With one significant exception — an F.B.I. lawyer responsible for improperly altering an email related to the final renewal application — Mr. Horowitz didn’t find signs of Mr. Strzok’s intense animus among others who worked on the FISA warrants. The report notes that among the huge quantity of internal communications reviewed, the inspector general identified “a small number of text messages and instant messages” in which members of the investigation team “discussed political issues and candidates,” but that these “did not raise significant questions of potential bias or improper motivation.”

If there’s an explanation for the errors Mr. Horowitz documents suggested by his reports, it’s not political bias. It’s confirmation bias.

The F.B.I.’s interest in Mr. Page — and its suspicions that he might be a Russian intelligence asset — predated his involvement in presidential politics. He had reportedly been the target of a FISA warrant in 2014 and was the focus of yet another counterintelligence investigation opened in April 2016 by the F.B.I.’s notoriously Trump‐​friendly New York field office, months before the bureau started an inquiry into potential links between the Trump campaign and Russia’s election interference operation. When investigators got wind of Christopher Steele’s notorious dossier, which made Mr. Page a pivotal figure in a “well‐​developed conspiracy of cooperation” between Mr. Trump and the Kremlin, it would have seemed like confirmation of what they already suspected.

Having adopted this theory, investigators began to exhibit classic signs of confirmation bias, readily absorbing new information that fit the model they’d built, while overlooking or explaining away facts that didn’t fit. The worst misrepresentations to the court that Mr. Horowitz uncovered are sins of omission — new information the bureau obtained as the investigation progressed that should have led it to question previous representations it had made to the court.

The many layers of review FISA applications go through — laid out in a set of rules known as the Woods Procedures — were ill equipped to detect this sort of problem, because the Woods Procedures focus on confirming that facts in the application match documents in the F.B.I.’s case file. But you can’t fact check a claim that doesn’t exist — which means the process is bad at detecting important information that has been left out. Officials who reviewed later applications also told Mr. Horowitz that they typically focused on the new information in each submission. That means assertions they’d made early on ended up effectively being taken for granted: Nobody was revisiting early assumptions to see whether they still held up in the face of new data.

If this explains why the Page investigation went increasingly off the rails, it’s an explanation that has little to do with partisan politics at its heart. But that would mean there’s little reason to think the Page investigation is special in this respect. There’s an urgent need, then, for the inspector general to do more such “deep dives” and figure out just how pervasive the problem really is.

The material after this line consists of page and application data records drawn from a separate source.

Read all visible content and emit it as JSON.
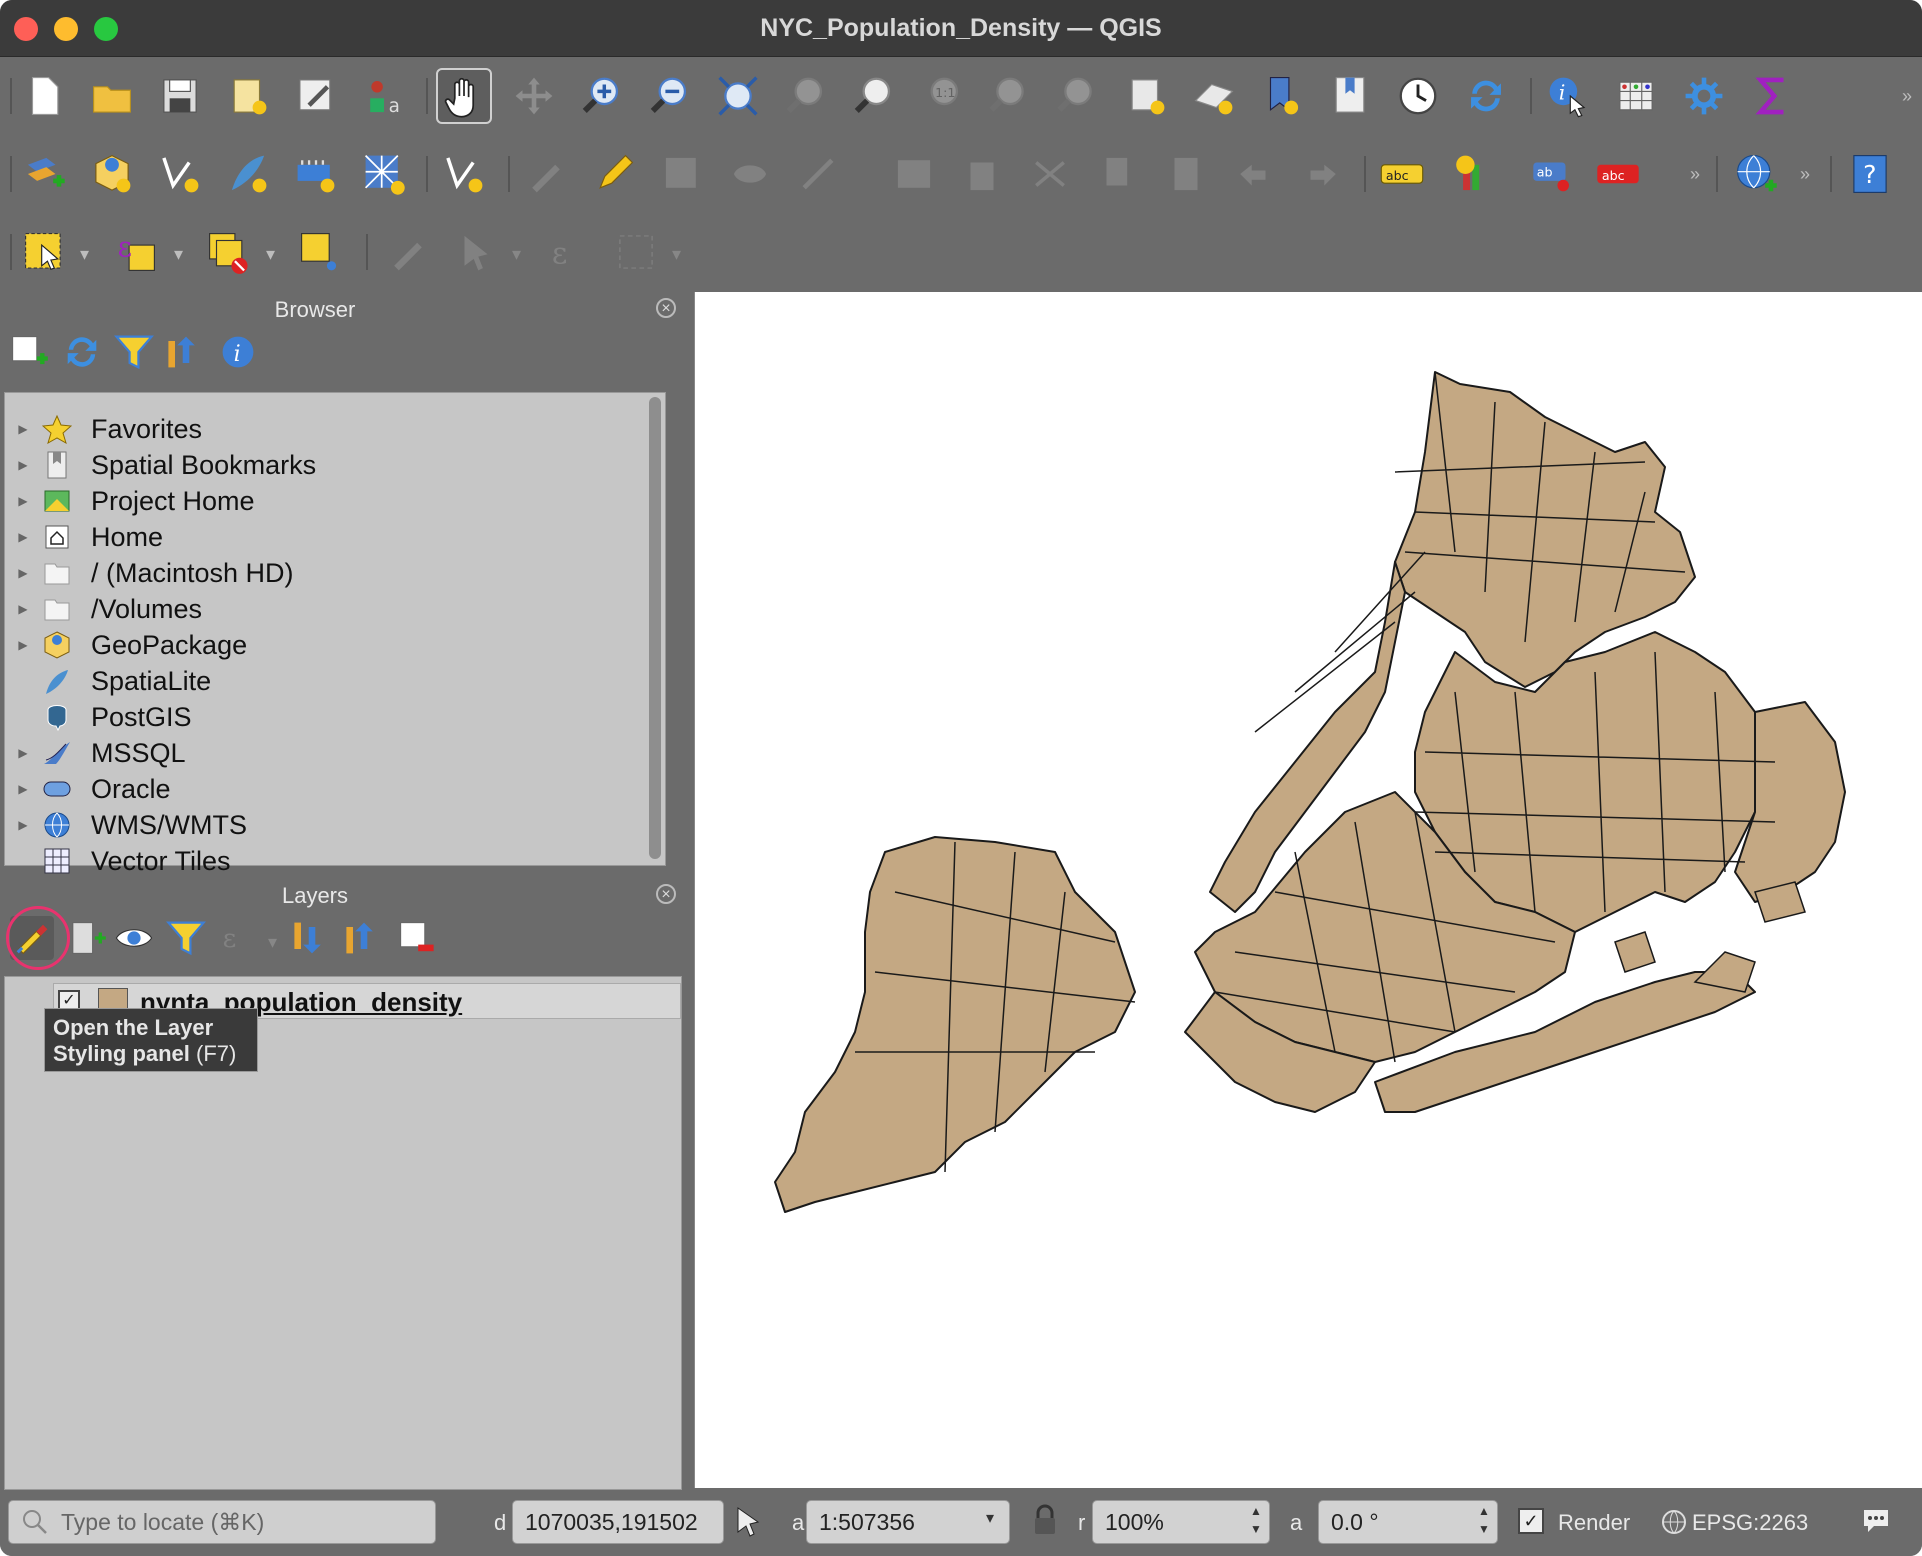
{
  "window": {
    "title": "NYC_Population_Density — QGIS"
  },
  "toolbar1": {
    "icons": [
      "new-project",
      "open-project",
      "save-project",
      "new-print-layout",
      "style-manager",
      "layer-props",
      "pan",
      "pan-to-selection",
      "zoom-in",
      "zoom-out",
      "zoom-full",
      "zoom-selection",
      "zoom-layer",
      "zoom-native",
      "zoom-last",
      "zoom-next",
      "new-map-view",
      "new-3d-view",
      "new-bookmark",
      "show-bookmarks",
      "temporal",
      "refresh",
      "identify",
      "attribute-table",
      "settings",
      "statistics"
    ]
  },
  "toolbar2": {
    "icons": [
      "data-source-manager",
      "new-geopackage",
      "new-shapefile",
      "new-spatialite",
      "new-virtual",
      "new-mesh",
      "digitize",
      "toggle-edit",
      "save-edits",
      "add-feature",
      "vertex-tool",
      "modify-attributes",
      "delete",
      "cut",
      "copy",
      "paste",
      "undo",
      "redo",
      "label",
      "diagram",
      "pin-label",
      "highlight-label",
      "metasearch",
      "help"
    ]
  },
  "browser": {
    "title": "Browser",
    "items": [
      {
        "label": "Favorites",
        "icon": "star-icon",
        "arrow": true
      },
      {
        "label": "Spatial Bookmarks",
        "icon": "bookmark-icon",
        "arrow": true
      },
      {
        "label": "Project Home",
        "icon": "project-home-icon",
        "arrow": true
      },
      {
        "label": "Home",
        "icon": "home-icon",
        "arrow": true
      },
      {
        "label": "/ (Macintosh HD)",
        "icon": "folder-icon",
        "arrow": true
      },
      {
        "label": "/Volumes",
        "icon": "folder-icon",
        "arrow": true
      },
      {
        "label": "GeoPackage",
        "icon": "geopackage-icon",
        "arrow": true
      },
      {
        "label": "SpatiaLite",
        "icon": "spatialite-icon",
        "arrow": false
      },
      {
        "label": "PostGIS",
        "icon": "postgis-icon",
        "arrow": false
      },
      {
        "label": "MSSQL",
        "icon": "mssql-icon",
        "arrow": true
      },
      {
        "label": "Oracle",
        "icon": "oracle-icon",
        "arrow": true
      },
      {
        "label": "WMS/WMTS",
        "icon": "wms-icon",
        "arrow": true
      },
      {
        "label": "Vector Tiles",
        "icon": "vector-tiles-icon",
        "arrow": false
      }
    ]
  },
  "layers": {
    "title": "Layers",
    "layer_name": "nynta_population_density",
    "tooltip_bold": "Open the Layer Styling panel",
    "tooltip_shortcut": "(F7)",
    "swatch_color": "#c4a883"
  },
  "status": {
    "search_placeholder": "Type to locate (⌘K)",
    "coordinate_label": "d",
    "coordinate": "1070035,191502",
    "scale_label": "a",
    "scale": "1:507356",
    "magnifier_label": "r",
    "magnifier": "100%",
    "rotation_label": "a",
    "rotation": "0.0 °",
    "render_label": "Render",
    "crs": "EPSG:2263"
  },
  "colors": {
    "polygon_fill": "#c4a883",
    "highlight": "#e8336e"
  }
}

Fortunately, the inspector general is already taking a first step in this direction, having begun a review that will “examine the F.B.I.’s compliance with the Woods Procedures in FISA applications that target U.S. persons.” But in itself, that’s not enough: While Mr. Horowitz found violations of the Woods Procedures in the Page case, they weren’t the most serious distortions. Those occurred precisely because the Woods Procedures aren’t well calibrated to catch material facts that get left out. To do that, you’d need to do the kind of intensive and comprehensive case‐​by‐​case review conducted in the Horowitz review, not just run Woods vetting a second time to see whether the results tally.

Doing this sort of deep dive for a representative sample of FISA applications will, of course, be both expensive and extremely time consuming. But it’s well worth it to find out just how badly our surveillance state is broken.